It’s a work in progess to figure out how we can overcome these challenges and for me, I think outside the box using my advantage of understanding intellectual property, which is the foundation of sponsorship.
It’s getting sponsors to see the bigger picture and understand. Globally, we are seeing that women’s sport sponsorship is more organic, authentic and that women athletes are easy to use for activation because they are more engaging.
Hence with the right strategy, there is more we can get from sponsoring women’s sport. I usually target brands that are women-focused and persuade them to see how sponsoring women’s sport can open them to a whole new audience they might have overlooked.
What does a typical day at work look like for you?
I am head of legal and women’s sport at a leading African sports management company and because we work across the sport value chain from sponsorship, media rights, hospitality, talent representation and management no two days are the same. It is dynamic and fast-paced, I could be reviewing media rights agreements one minute and the next minute I am talking about player transfers with the talent management team.
What should women athletes do to ensure that they attract sponsors?
They need to be confident and know that they deserve to be in that space, they are athletes regardless of the outside noise. If they are confident I am sure this will help them build their brands and with social media nowadays it is a bit easier.
Firstly they should build their social media presence, by engaging and interacting as much as possible. I notice that we as women in any space tend to enjoy being in the background and working silently and not sharing what we are doing and what we have achieved. This affects our exposure and visibility particularly for women athletes, so they need to always share about their success on the field of play no matter how little the achievement might seem.

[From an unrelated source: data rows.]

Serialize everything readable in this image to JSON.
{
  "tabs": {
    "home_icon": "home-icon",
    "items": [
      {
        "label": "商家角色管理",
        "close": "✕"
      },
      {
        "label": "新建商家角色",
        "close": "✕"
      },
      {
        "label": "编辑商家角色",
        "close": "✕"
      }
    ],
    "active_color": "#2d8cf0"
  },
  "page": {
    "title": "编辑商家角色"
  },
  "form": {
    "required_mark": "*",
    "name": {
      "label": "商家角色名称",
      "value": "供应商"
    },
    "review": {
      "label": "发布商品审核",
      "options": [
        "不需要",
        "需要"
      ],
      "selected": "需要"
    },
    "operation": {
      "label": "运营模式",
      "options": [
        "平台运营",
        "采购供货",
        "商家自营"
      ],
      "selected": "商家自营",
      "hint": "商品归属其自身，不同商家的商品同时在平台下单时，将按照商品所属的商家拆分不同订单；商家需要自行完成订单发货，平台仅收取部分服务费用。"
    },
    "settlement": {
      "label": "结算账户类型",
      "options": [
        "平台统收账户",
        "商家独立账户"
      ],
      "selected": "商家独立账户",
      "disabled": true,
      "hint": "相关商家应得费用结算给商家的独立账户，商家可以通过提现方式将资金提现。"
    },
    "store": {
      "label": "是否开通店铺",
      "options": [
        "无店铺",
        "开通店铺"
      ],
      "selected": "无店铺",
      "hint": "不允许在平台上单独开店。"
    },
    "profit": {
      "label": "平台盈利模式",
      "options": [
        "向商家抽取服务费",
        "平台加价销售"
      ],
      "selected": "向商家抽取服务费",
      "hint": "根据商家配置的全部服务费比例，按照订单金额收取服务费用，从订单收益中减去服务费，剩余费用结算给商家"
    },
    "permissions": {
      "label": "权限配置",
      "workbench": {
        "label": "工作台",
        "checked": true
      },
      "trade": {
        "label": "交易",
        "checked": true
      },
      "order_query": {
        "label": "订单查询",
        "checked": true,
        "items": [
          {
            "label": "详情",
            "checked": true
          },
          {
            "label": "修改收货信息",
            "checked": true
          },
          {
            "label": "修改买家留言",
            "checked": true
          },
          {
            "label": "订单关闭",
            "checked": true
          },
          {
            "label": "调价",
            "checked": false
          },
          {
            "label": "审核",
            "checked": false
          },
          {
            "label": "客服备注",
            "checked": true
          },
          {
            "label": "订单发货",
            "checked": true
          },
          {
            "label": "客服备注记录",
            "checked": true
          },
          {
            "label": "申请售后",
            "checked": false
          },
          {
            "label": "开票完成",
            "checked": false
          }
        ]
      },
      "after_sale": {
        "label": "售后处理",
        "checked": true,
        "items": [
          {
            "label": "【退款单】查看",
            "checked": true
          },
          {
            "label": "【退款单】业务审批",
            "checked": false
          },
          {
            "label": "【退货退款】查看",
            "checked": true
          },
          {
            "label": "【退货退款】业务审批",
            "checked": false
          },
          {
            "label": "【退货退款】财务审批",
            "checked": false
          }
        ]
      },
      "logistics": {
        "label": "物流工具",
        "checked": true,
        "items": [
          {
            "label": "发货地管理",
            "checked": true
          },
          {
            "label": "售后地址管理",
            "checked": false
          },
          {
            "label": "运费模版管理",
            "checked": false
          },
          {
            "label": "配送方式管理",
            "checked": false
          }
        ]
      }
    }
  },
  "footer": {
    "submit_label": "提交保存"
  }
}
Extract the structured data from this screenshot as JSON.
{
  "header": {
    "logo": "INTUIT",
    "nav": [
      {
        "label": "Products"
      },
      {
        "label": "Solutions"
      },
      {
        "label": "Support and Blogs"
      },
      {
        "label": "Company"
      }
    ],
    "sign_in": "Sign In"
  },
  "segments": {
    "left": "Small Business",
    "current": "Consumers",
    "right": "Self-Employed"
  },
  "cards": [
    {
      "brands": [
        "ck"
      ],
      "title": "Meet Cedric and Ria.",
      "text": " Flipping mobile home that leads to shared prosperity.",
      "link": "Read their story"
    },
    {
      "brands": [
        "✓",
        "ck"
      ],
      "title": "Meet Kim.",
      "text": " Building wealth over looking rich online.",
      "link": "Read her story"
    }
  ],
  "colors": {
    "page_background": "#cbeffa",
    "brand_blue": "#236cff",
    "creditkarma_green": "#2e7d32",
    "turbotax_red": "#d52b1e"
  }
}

Exposure and visibility will get those deals and enhance their careers beyond the field.
Where do you see yourself in the next few years?
While I do have a vision, I am currently in a space where I am learning to live in the present and learning from each moment and each day. I do know that in the next five to ten years I want to be a decision-maker being in a position where I will be able to help young girls and women athletes to be able to maximise their full potential. I am aiming to ensure that sport will be in a better space and be more gender-inclusive.
Photo 1 Caption: Sport and Entertainment Intellectual Property Lawyer, Ojonoka Agudah believes with the right strategies in place, brands can get increased value in women’s sport. Photo: Supplied